The children – one male and four females – have been struggling for years due to the Administrator General’s failure to pay them their father’s death gratuity.
Journalist Archibald Kasakura on his Facebook account wrote about the issue of 28-year-old Samson Kalikokha.
Samson’s father Gibson Kalikokha worked as a secondary school teacher for the government for 16 years. He died while Samson was in primary school.
His mother pushed for the gratuity but the government only paid K134,000 and she died in 2017.
Samson and his siblings have been struggling over the past 16 years as his father’s gratuity father has not been traced at the Administrator General’s office since 2008.
According to Kasakura, Samson who aspired to be a teacher worked as a bartender at Lunzu in Blantyre to support his four siblings in the village
Three of his four sisters dropped out school at forms 1 and 2 levels due to unavailability of school fees and general support.
His future has all been shattered together with that of his four sisters three of whom dropped from school at forms 1 and 2 levels due to unavailability of school fees and general support. They later got married.
Samson’s other sister is still in school with Samson providing for her and they live in a grass thatched house in Blantyre.
“With this rain I’m very worried if my sister will have anywhere to sleep. Our grass thatched house leaks so much. We hoped to use part of the money to raise a decent accommodation for ourselves.

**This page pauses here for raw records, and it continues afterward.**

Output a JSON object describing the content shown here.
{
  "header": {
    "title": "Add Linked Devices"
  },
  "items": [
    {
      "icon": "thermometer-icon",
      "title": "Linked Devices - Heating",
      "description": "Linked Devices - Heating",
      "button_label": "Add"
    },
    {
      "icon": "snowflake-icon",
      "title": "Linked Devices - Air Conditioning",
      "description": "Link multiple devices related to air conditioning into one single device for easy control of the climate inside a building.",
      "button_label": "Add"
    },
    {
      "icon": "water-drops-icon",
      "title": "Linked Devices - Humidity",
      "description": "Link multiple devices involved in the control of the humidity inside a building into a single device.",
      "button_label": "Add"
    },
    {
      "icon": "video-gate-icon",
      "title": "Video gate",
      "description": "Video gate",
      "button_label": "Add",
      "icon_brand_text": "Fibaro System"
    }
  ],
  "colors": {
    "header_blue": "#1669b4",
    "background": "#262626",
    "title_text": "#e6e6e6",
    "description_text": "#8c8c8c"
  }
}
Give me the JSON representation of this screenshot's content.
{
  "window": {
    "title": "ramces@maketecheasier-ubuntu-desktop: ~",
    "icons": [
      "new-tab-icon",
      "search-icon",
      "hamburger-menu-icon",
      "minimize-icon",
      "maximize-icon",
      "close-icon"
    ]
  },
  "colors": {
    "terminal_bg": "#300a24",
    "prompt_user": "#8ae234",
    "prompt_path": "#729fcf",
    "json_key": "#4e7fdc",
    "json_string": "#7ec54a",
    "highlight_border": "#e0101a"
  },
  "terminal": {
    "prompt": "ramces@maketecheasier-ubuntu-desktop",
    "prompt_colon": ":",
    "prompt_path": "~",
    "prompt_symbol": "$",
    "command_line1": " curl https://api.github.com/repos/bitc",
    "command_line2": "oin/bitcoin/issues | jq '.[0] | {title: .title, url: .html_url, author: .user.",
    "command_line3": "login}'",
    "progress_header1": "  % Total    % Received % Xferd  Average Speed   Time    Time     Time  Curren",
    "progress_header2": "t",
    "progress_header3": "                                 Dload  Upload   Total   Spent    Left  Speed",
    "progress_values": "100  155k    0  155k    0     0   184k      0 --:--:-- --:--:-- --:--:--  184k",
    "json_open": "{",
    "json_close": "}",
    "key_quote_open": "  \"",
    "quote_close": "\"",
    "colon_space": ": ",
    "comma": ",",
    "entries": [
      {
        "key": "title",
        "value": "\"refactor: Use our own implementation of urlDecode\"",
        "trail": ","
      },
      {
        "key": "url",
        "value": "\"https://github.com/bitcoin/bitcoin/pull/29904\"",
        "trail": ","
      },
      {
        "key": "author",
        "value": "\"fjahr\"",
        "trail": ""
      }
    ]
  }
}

But all we have been told is that files can’t be traced,” Samson told Kasakura.
On November 30 this year the office of the Education Division Manager at the South West Education Division (SWED) demanded the Administrator General’s office to clarify why the payment has not been effected to the dependents of the Kalikokha up to now.
It is yet to be known if this is the start of the much awaited breakthrough for Samson since the Administrator General’s office is known for stealing beneficiaries’ money.
“Over the years a cabal of workers at the Administrator General’s office and some banks have been involved in fraud of deceased estates where millions of kwachas have grown wings sending orphans and widows to the gutter of untold poverty and misery,” said Kasakura.
Last year, the local media reported that some dependents have pushed for their money for over two decades without success, even in cases where the money was remitted to the Administrator General’s office.
In recent years, the Office of the Ombudsman has been assisting people with such cases.